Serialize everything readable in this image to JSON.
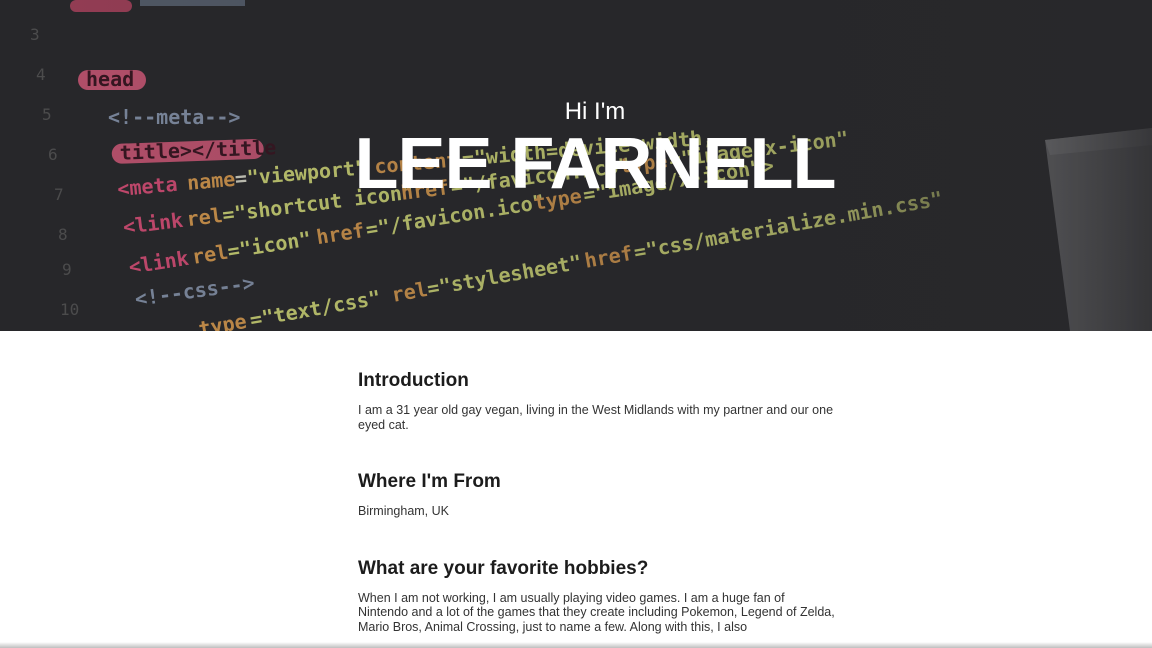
{
  "hero": {
    "greeting": "Hi I'm",
    "name": "LEE FARNELL",
    "code_lines": [
      "<head>",
      "<!--meta-->",
      "<title></title>",
      "<meta name=\"viewport\" content=\"width=device-width,",
      "<link rel=\"shortcut icon\" href=\"/favicon.ico\" type=\"image/x-icon\">",
      "<link rel=\"icon\" href=\"/favicon.ico\" type=\"image/x-icon\">",
      "<!--css-->",
      "type=\"text/css\" rel=\"stylesheet\" href=\"css/materialize.min.css\" media=\"screen,projection\""
    ]
  },
  "sections": [
    {
      "title": "Introduction",
      "body": "I am a 31 year old gay vegan, living in the West Midlands with my partner and our one eyed cat."
    },
    {
      "title": "Where I'm From",
      "body": "Birmingham, UK"
    },
    {
      "title": "What are your favorite hobbies?",
      "body": "When I am not working, I am usually playing video games. I am a huge fan of Nintendo and a lot of the games that they create including Pokemon, Legend of Zelda, Mario Bros, Animal Crossing, just to name a few. Along with this, I also"
    }
  ]
}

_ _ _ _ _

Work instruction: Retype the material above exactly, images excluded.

Response to this exercise:
Serialize everything readable in this image to JSON.
{
  "hero": {
    "greeting": "Hi I'm",
    "name": "LEE FARNELL",
    "code_lines": [
      "<head>",
      "<!--meta-->",
      "<title></title>",
      "<meta name=\"viewport\" content=\"width=device-width,",
      "<link rel=\"shortcut icon\" href=\"/favicon.ico\" type=\"image/x-icon\">",
      "<link rel=\"icon\" href=\"/favicon.ico\" type=\"image/x-icon\">",
      "<!--css-->",
      "type=\"text/css\" rel=\"stylesheet\" href=\"css/materialize.min.css\" media=\"screen,projection\""
    ]
  },
  "sections": [
    {
      "title": "Introduction",
      "body": "I am a 31 year old gay vegan, living in the West Midlands with my partner and our one eyed cat."
    },
    {
      "title": "Where I'm From",
      "body": "Birmingham, UK"
    },
    {
      "title": "What are your favorite hobbies?",
      "body": "When I am not working, I am usually playing video games. I am a huge fan of Nintendo and a lot of the games that they create including Pokemon, Legend of Zelda, Mario Bros, Animal Crossing, just to name a few. Along with this, I also"
    }
  ]
}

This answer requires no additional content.